mondialise', Etudes, 1996.
David Camroux, 'Accommodation, co-option and confrontation; state responses
to islamic resurgence in Malaysia', Asian Survey, 1996.
David Camroux, (with Christian Lechervy), 'Encounter of a Third Kind: The
Inaugural Europe Asia Meeting' The Pacific Review, 9 (3) 1996.
Jean Luc Domenach and David Camroux (eds) l'Asie Retrouvee. Editions du
Seuil Paris, 1997 English Edition in press with Routledge in 1997 (Table of
'Richard Higgott, APEC and ASEM: The Opportunities and Limits of
Institutionalisation in an Era of Globalisation' in The Asia Europe Meeting
(ASEM): A New Dynamism for a Renewed Linkage, Seoul: Korean Institute of
Economic Planning and the Freidrich-Ebert-Stiftung,1996, pps 1-34
Richard Higgott, 'Leadership in Regional Integration Schemes' in Heribert
Dieter (ed) The Regionalisation of the World Economy, Berlin: Deutsche
Stiftung fur Internationale Entwicklung, 1997, pps. 59-90.
Richard Higgott, 'The Regional Integration Experience in Southeast Asia:
Lessons for Southern Africa' in Heribert Dieter (ed) The Regionalisation of
the World Economy:: Berlin: Deutsche Stiftung fur Internationale
Entwicklung, 1997, pps 237-76
Richard Higgott, 'Libre Echange et Regionalism Asiatique' in Jean Luc
Domenach and David Camroux (eds) l'Asie Retrouvee, Paris: Le Seuil and
London: Routledge, 1997, 76-97
Richard Higgott, Issues, Institutions and Middle Power Diplomacy: Action
and Agendas for Cooperation in the Post Cold War Era', in Andrew F. Cooper
(ed) Middle Power Diplomacy After the Cold War. London: Macmillan, 1997,
'Richard Higgott, Free Trade and Open Regionalism in Asia: De facto or De
Jure Regionalisation?', Global Society: Journal of Interdisciplinary
International Relations, 11(2) 1997, 165-83.
Richard Higgott, 'Institutions, Identity and Social Learning in the
International Political Economy of Regionalism: Asia and Europe Compared,

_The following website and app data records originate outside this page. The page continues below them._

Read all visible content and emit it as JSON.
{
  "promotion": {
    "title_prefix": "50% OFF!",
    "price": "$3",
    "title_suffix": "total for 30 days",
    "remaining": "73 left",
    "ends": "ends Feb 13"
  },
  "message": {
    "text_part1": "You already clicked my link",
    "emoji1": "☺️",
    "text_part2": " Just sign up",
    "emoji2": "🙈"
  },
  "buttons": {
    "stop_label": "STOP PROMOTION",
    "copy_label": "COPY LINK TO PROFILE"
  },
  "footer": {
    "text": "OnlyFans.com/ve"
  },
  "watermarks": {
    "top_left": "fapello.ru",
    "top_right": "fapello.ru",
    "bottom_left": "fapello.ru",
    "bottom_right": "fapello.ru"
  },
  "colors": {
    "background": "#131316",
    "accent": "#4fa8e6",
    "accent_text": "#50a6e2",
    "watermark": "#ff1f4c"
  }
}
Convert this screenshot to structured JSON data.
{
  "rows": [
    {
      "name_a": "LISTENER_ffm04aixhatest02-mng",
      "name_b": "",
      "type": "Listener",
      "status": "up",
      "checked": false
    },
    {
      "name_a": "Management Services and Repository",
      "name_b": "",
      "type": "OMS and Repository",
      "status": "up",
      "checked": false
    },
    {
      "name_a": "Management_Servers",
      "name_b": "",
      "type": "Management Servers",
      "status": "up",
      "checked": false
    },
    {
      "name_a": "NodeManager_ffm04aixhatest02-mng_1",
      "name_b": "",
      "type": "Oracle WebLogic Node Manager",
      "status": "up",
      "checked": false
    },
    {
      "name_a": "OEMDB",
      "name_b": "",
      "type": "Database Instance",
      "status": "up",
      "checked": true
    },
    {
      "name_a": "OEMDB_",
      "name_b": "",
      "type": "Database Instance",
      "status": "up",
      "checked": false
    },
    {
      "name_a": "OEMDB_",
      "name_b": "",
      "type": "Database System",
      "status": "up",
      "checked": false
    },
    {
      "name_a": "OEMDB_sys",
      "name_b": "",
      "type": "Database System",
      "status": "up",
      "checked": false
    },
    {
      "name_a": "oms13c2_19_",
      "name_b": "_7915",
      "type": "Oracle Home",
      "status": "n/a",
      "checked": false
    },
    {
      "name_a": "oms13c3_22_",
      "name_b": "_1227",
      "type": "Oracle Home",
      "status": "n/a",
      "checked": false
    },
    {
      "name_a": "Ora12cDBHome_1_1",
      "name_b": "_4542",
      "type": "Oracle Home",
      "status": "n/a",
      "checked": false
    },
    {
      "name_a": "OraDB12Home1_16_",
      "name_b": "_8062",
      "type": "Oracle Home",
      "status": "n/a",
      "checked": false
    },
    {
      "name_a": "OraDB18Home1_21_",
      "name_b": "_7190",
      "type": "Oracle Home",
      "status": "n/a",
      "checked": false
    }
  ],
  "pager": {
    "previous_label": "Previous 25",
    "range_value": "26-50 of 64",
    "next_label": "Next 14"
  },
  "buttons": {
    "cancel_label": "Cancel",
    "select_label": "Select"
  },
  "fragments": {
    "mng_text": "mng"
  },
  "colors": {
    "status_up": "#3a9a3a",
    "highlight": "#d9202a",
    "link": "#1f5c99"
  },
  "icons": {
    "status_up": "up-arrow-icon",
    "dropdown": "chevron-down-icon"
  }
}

Kokusai Seiji (International Politics), 114, March, 1997, pps 14-48.
Richard Higgott, 'Globalisation et Modialisation: l'Evolution du Niveau
Regional' , Politique Etrangere, 62 (2) 1997: 277-92
'Richard Higgott, The Economic Crisis in East Asia: Shared Responses to
market Shocks?' The World Today, 54 (1) 1998, pps. 4-7.
Richard Higgott, 'The International Political Economy of Regionalism: Asia
and Europe Compared', in W. D. Coleman and G. R. D. Underhill (eds)
Regionalism and Global Economic Integration: Europe, Asia and the Americas,
London: Routledge, 1998, 47-67.
Richard Higgott, The Pacific and Beyond: APEC, ASEM and Regional Economic
Management', Economic Dynamism in the Pacific Region: The Growth of
Integration and Competitiveness, Routledge for the Open University, 1998,
Richard Higgott, 'ASEM: Towards the Institutionalisation of the East
Asia-Europe Relationship?' in Ron Keith and Donald Barry (eds), Europe,
North America and the Asia Pacific: Cooperation or Conflict? Vancouver:
University of British Columbia Press
'Richard Higgott, 'Keeping Regionalism Open', in Hanns Maull, Gerry Segal
and Jusuf Wanandi (eds) Europe in Asia, London: Routledge, 1998 in Press
Richard Higgott and Yeon Ho Lee, 'Ideas and Economic Liberalisation in East
Asia: The Case of South Korea under the Kim Young-sam Government', (with
Yeon Ho Lee) submitted to World Politics,
In final preparation
Richard Higgott (ed) The Theory and Practice of Regional Integration in the
Asia Pacific: A Reader, London: Routledge. All the papers are in an
edited, just the Introduction to write, submission to publisher May 1998.
Richard Higgott, Regional Cooperation and Theories of International
Relations: Learning from the Asia Pacific? London: Macmillan Series in
International political Economy. 80, 000 word manuscript in draft form for
submission to publisher by September 1998.
Richard Higgott and Makoto Iokibe (eds) Comparative Regional Integration:
The Asia Pacific and Europe Compared, completion and submission in 1999
Professor of International Political Economy
Department of Politics and International Studies
Warwick University, January 20 1998